AVAILABLE DATA:
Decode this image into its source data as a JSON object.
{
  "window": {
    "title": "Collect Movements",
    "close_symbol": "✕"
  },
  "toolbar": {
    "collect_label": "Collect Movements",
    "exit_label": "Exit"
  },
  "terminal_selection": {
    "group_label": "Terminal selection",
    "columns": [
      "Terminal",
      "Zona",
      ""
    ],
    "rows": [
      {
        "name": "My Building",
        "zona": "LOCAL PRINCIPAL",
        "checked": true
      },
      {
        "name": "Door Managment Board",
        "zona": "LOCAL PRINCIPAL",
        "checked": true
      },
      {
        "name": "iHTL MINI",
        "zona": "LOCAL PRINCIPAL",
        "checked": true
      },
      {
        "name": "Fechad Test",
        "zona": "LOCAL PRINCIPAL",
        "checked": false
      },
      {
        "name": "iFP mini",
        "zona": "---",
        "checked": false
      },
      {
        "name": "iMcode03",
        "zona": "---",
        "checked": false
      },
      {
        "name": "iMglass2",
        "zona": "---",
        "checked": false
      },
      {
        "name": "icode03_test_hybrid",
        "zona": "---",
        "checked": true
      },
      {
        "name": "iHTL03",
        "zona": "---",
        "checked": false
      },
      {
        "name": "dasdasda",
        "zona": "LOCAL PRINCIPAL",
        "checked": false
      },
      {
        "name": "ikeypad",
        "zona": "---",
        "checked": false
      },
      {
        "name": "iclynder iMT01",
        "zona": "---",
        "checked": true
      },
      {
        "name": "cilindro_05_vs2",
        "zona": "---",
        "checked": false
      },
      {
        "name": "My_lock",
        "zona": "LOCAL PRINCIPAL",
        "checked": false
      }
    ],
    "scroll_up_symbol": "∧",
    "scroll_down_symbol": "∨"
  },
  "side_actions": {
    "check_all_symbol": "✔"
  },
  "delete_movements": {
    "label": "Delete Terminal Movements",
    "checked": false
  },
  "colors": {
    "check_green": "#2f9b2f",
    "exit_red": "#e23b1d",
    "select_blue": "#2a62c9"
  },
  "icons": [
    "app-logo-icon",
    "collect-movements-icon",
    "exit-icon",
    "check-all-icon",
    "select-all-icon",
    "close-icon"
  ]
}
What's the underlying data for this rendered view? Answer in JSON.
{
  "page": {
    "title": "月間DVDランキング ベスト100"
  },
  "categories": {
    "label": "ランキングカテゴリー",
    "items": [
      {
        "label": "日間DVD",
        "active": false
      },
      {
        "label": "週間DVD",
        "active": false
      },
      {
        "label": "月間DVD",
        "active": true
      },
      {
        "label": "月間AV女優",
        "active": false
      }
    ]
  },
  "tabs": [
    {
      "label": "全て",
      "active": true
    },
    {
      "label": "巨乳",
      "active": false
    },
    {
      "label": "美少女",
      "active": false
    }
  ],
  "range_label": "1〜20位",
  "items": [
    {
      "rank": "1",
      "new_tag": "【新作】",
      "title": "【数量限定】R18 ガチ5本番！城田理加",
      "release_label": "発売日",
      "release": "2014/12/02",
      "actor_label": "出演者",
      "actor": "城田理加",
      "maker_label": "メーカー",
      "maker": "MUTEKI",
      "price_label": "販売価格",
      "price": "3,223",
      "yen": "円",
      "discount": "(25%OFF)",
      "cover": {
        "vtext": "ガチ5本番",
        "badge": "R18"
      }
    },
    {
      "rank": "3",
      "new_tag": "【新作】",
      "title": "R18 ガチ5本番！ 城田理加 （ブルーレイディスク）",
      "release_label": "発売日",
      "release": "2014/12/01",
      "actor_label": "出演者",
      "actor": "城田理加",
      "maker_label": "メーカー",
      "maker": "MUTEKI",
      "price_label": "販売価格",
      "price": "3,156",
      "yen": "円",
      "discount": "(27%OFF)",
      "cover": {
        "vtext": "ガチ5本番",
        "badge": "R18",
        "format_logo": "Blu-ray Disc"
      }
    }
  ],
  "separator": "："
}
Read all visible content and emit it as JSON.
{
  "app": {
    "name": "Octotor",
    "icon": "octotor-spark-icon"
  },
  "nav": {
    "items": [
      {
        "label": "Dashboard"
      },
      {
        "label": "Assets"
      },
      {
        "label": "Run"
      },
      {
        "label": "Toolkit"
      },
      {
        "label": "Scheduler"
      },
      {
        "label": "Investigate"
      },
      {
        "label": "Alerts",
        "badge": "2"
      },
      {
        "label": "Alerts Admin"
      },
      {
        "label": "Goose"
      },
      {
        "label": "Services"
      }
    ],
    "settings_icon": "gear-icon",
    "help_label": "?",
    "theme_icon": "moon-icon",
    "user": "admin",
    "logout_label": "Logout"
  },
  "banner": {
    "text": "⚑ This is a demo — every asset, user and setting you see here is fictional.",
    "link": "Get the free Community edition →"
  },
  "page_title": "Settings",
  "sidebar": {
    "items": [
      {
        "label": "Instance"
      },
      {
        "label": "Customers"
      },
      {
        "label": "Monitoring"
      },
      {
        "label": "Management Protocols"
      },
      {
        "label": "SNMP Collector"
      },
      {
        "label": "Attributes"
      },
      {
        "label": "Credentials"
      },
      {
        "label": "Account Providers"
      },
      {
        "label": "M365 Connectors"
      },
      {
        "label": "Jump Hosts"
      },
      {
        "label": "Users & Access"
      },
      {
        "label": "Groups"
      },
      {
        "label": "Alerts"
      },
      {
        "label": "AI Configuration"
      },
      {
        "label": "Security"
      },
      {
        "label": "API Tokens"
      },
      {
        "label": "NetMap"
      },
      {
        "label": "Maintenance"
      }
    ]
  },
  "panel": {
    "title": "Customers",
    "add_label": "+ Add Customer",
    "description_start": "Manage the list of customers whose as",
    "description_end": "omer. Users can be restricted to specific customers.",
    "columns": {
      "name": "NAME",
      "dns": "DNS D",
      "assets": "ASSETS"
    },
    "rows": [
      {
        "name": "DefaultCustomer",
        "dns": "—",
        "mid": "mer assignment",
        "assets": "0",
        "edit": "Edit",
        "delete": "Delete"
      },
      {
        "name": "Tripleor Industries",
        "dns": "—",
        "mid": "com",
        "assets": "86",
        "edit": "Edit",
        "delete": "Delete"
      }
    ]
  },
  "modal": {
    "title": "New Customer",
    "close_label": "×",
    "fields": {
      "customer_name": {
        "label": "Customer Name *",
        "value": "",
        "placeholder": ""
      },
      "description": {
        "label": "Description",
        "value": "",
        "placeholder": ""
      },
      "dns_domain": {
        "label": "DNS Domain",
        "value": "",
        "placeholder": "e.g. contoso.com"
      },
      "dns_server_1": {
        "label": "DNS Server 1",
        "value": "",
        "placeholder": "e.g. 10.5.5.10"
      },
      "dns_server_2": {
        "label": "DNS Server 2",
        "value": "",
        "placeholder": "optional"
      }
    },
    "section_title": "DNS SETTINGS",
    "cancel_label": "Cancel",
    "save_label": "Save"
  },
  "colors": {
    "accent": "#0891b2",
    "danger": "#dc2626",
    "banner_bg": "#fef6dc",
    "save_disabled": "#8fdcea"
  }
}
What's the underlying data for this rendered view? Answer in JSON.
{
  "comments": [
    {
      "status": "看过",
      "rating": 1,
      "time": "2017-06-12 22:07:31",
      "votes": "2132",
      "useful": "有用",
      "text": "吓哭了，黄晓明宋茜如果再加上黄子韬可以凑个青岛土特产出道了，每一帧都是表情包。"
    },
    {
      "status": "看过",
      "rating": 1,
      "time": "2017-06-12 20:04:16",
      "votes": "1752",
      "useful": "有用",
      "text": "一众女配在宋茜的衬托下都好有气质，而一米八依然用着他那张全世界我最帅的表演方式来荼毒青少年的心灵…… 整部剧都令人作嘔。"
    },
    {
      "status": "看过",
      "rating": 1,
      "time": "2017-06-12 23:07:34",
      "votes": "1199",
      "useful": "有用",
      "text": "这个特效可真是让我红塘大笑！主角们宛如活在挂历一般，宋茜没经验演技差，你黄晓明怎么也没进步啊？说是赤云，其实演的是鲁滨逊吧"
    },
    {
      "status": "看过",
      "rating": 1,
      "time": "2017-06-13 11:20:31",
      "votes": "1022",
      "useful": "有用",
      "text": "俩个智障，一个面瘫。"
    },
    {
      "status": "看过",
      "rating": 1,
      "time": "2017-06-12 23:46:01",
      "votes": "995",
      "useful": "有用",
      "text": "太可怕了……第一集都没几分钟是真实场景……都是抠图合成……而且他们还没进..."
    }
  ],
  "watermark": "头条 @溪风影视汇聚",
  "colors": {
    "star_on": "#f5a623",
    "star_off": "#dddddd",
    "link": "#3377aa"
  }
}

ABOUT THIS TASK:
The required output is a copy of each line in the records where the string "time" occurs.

FINAL ANSWER:
      "time": "2017-06-12 22:07:31",
      "time": "2017-06-12 20:04:16",
      "time": "2017-06-12 23:07:34",
      "time": "2017-06-13 11:20:31",
      "time": "2017-06-12 23:46:01",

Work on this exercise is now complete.